UPDATE 1-Oil rises on OPEC cuts, U.S. sanctions on Iran and Venezuela
* OPEC cuts, U.S. sanctions tighten supply for heavy crude
* Economic concerns hold market in check
* Surge in U.S. supply caps prices (Adds Bank of America comment, updates prices)
By Henning Gloystein
SINGAPORE, Feb 12 (Reuters) - Oil prices rose on Tuesdayamid OPEC-led supply cuts and U.S. sanctions against Iran andVenezuela, although surging U.S. production and concerns overeconomic growth kept markets in check.
U.S. West Texas Intermediate (WTI) crude oil futures CLc1 were at $52.50 per barrel at 0102 GMT, up 9 cents, or 0.2percent, from their last close.
International Brent crude futures LCOc1 were up 18 cents,or 0.3 percent, at $61.69 per barrel.
Analysts warn that markets are tightening amid voluntaryproduction cuts led by the Organization of the PetroleumExporting Countries (OPEC) and because of U.S. sanctions onVenezuela and Iran. urn:newsml:reuters.com:*:nL3N20622M
But some said that supply-side risks were not receivingenough focus.
"We believe that oil is not pricing in supply-side riskslately as markets are currently focused on U.S.-China tradetalks, ignoring the risks currently in place from the loss ofVenezuelan barrels," U.S. bank J.P. Morgan said in a weeklynote.

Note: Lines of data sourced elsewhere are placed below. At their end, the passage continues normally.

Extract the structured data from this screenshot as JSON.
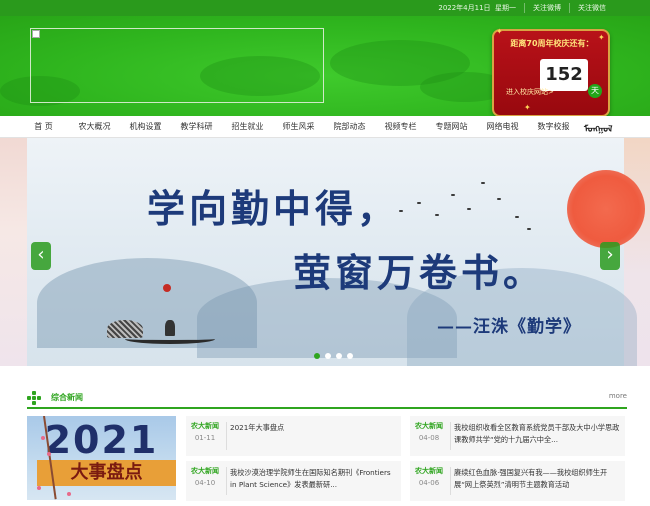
{
  "topbar": {
    "date": "2022年4月11日",
    "weekday": "星期一",
    "weibo": "关注微博",
    "wechat": "关注微信"
  },
  "countdown": {
    "title": "距离70周年校庆还有：",
    "label": "进入校庆网站>",
    "days": "152",
    "unit": "天"
  },
  "nav": {
    "items": [
      "首 页",
      "农大概况",
      "机构设置",
      "教学科研",
      "招生就业",
      "师生风采",
      "院部动态",
      "视频专栏",
      "专题网站",
      "网络电视",
      "数字校报"
    ],
    "mongolian": "ᠮᠣᠩᠭᠣᠯ"
  },
  "banner": {
    "line1": "学向勤中得，",
    "line2": "萤窗万卷书。",
    "line3": "——汪洙《勤学》",
    "prev": "‹",
    "next": "›"
  },
  "news": {
    "section_title": "综合新闻",
    "more": "more",
    "feature_year": "2021",
    "feature_banner": "大事盘点",
    "left": [
      {
        "category": "农大新闻",
        "date": "01-11",
        "title": "2021年大事盘点"
      },
      {
        "category": "农大新闻",
        "date": "04-10",
        "title": "我校沙漠治理学院师生在国际知名期刊《Frontiers in Plant Science》发表最新研..."
      }
    ],
    "right": [
      {
        "category": "农大新闻",
        "date": "04-08",
        "title": "我校组织收看全区教育系统党员干部及大中小学思政课教师共学“党的十九届六中全..."
      },
      {
        "category": "农大新闻",
        "date": "04-06",
        "title": "赓续红色血脉·强国复兴有我——我校组织师生开展“网上祭英烈”清明节主题教育活动"
      }
    ]
  },
  "colors": {
    "brand_green": "#2fa51f",
    "countdown_red": "#b81219"
  }
}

Should U.S.-China talks to end trade disputes between thetwo nations have a positive outcome, the bank said oil marketswould "switch attention from macro concerns impacting futuredemand growth to physical tightness and geopolitical risksimpacting immediate supply".
With OPEC engaged in supply management and the Middle Eastentangled in political conflicts while production outside thegroup surges, Bank of America Merrill Lynch said OPEC's globalmarket share would fall as its outright output drops to 29million barrels per day (bpd) in 2024 from 31.9 million bpd in2018.
Growing U.S. supply and a potential economic slowdown thisyear could cap oil markets.
"The worries of oversupply stemming from the U.S. willlikely remain a dominant theme as we approach the warmermonths," said Edward Moya, market analyst at futures brokerageOANDA.
U.S. bank Morgan Stanley said the surge in U.S. crude oilproduction, which tends to be light in quality and which rose bymore than 2 million barrels per day (bpd) last year to a record11.9 million bpd C-OUT-T-EIA , had resulted in overproductionof gasoline.
"Light crudes naturally yield more gasoline, and togetherwith relatively modest demand-growth, this has driven gasolinestocks sharply higher and crack spreads sharply lower in recentmonths," Morgan Stanley said.
Refining profits for gasoline have plunged since mid-2018,going negative in Asia and Europe, amid tepid demand growth anda surge in supply. urn:newsml:reuters.com:*:nL8N1ZP5U0
As a result, Morgan Stanley said "low refining margins andweaker economic data means oil prices can rally only so much(and) we continue to see modest upside for Brent to $65 perbarrel in the second-half (of 2019)".
Bank of America also warned of "a significant slowing ingrowth globally", adding that it expected Brent and WTI toaverage $70 per barrel and $59 per barrel respectively in 2019,and $65 per barrel and $60 per barrel in 2020.
GRAPHIC: U.S. oil production & drilling levels https://tmsnrt.rs/2Tm4u4I
(Reporting by Henning Gloystein; Editing by Joseph Radford) ((email@example.com
+65 6870 3263))